Struggling with massive traffic jams and poor air quality as a result of vehicle emissions, Kampala is still working to improve. To address the traffic and pollution problem caused by a lack of robust public transportation, Kampala plans to create a comprehensive bus service and enact legislation to curb congestion in the streets. Setting an example for the rest of the developing world, Kampala is a beacon of hope for the future of sustainable development. It’s a reminder that while urbanization is our future, environmental decline is not. 

How can you make your city green?

While the work of transforming infrastructure is up to city officials, citizens aren’t powerless in the fight for sustainable development. Outside of recycling, reducing personal waste, and educating yourself and others, there are a ton of ways for you to “green up” your city.  Here are some ideas:

Supporting Green Leadership

Supporting green leadership in your local and larger governments is the best way to promote green policy and green solutions. Read up on which of your politicians are in favor of sustainable development; volunteer and donate to campaigns and organizations in support of green infrastructure—make your voice heard in support of your city’s greener future. Advocating for the change you want to see provides the push needed to encourage politicians to make the right decisions.

people taking exercise on green grass field

Adopting Green Practices

You can also work towards your city’s greener future by choosing to live a more sustainable life. Making the decision to carpool, use public transportation, or bike to work can help reduce the carbon emissions caused by automotive travel. You can also contribute to efficient energy use by making the switch to LED lightbulbs, installing solar panels, and being conscious of your personal energy consumption. Making sure to encourage these sustainable practices in your neighbors and friends can turn your little actions into a large green wave. 

Utilizing Green Space

The best way to protect green space is to use it. Take the time to appreciate your city’s parks, gardens, and trails in your daily life. Plan picnics and other outdoor events with your friends and neighbors, go on more walks, enjoy an occasional bike ride, and most importantly, cultivate your green spaces and keep them clean. Advocate for conservation and support projects that aim to create more green areas.
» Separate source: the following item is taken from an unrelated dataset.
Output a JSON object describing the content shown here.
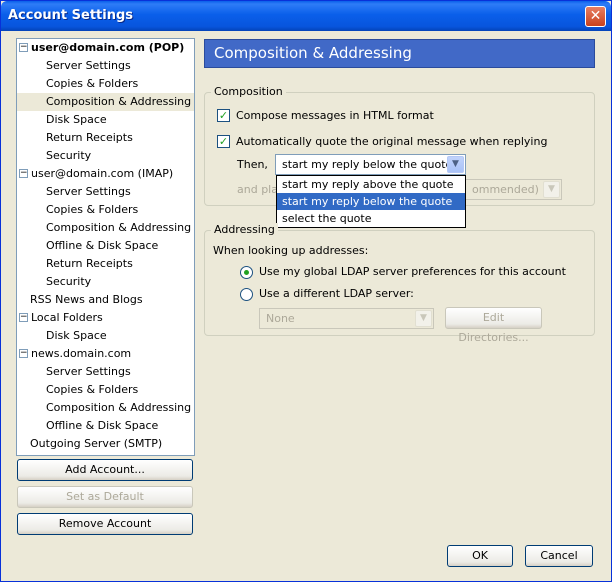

All of these actions work to show city leadership that green spaces matter to the community—and that they’re worth protecting. 

green trees near body of water

Supporting Urban Agriculture

We shouldn’t just move and live greener, we should eat green too. Buying local not only helps out your friendly neighborhood farmer, but is often a healthier and more delicious choice than industrially cultivated food. Visiting farmers markets, participating in local gardening initiatives, and advocating for policy that protects urban gardening space are all ways to make your city—and your dinner plate—greener. Being conscious of how you consume is step one of many in ensuring your city’s sustainable future, and encouraging others to do so as well makes greener city life a tangible reality.